**Try it**
Write out the records again, exactly. Nothing may be dropped.

**Exercise input**
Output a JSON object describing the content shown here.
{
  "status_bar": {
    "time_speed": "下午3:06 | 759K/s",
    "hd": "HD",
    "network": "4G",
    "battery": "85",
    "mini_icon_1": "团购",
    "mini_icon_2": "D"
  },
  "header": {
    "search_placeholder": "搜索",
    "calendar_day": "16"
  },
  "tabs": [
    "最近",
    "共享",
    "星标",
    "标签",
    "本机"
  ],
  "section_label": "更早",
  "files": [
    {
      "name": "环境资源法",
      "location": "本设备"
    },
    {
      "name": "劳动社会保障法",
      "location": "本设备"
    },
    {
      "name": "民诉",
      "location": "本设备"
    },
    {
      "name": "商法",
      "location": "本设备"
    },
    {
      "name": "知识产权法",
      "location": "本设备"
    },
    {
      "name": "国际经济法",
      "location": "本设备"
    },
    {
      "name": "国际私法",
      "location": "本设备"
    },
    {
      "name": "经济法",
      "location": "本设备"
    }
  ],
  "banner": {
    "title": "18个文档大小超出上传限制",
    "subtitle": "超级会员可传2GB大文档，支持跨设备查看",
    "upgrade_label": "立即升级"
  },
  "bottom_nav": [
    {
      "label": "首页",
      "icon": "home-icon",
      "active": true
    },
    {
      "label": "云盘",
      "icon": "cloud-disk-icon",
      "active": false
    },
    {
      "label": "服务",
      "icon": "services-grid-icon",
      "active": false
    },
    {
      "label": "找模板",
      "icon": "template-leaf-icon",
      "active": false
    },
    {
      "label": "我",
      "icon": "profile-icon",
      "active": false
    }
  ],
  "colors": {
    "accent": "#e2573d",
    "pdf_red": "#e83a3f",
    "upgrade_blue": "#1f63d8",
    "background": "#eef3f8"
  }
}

**Result of the exercise**
Output a JSON object describing the content shown here.
{
  "status_bar": {
    "time_speed": "下午3:06 | 759K/s",
    "hd": "HD",
    "network": "4G",
    "battery": "85",
    "mini_icon_1": "团购",
    "mini_icon_2": "D"
  },
  "header": {
    "search_placeholder": "搜索",
    "calendar_day": "16"
  },
  "tabs": [
    "最近",
    "共享",
    "星标",
    "标签",
    "本机"
  ],
  "section_label": "更早",
  "files": [
    {
      "name": "环境资源法",
      "location": "本设备"
    },
    {
      "name": "劳动社会保障法",
      "location": "本设备"
    },
    {
      "name": "民诉",
      "location": "本设备"
    },
    {
      "name": "商法",
      "location": "本设备"
    },
    {
      "name": "知识产权法",
      "location": "本设备"
    },
    {
      "name": "国际经济法",
      "location": "本设备"
    },
    {
      "name": "国际私法",
      "location": "本设备"
    },
    {
      "name": "经济法",
      "location": "本设备"
    }
  ],
  "banner": {
    "title": "18个文档大小超出上传限制",
    "subtitle": "超级会员可传2GB大文档，支持跨设备查看",
    "upgrade_label": "立即升级"
  },
  "bottom_nav": [
    {
      "label": "首页",
      "icon": "home-icon",
      "active": true
    },
    {
      "label": "云盘",
      "icon": "cloud-disk-icon",
      "active": false
    },
    {
      "label": "服务",
      "icon": "services-grid-icon",
      "active": false
    },
    {
      "label": "找模板",
      "icon": "template-leaf-icon",
      "active": false
    },
    {
      "label": "我",
      "icon": "profile-icon",
      "active": false
    }
  ],
  "colors": {
    "accent": "#e2573d",
    "pdf_red": "#e83a3f",
    "upgrade_blue": "#1f63d8",
    "background": "#eef3f8"
  }
}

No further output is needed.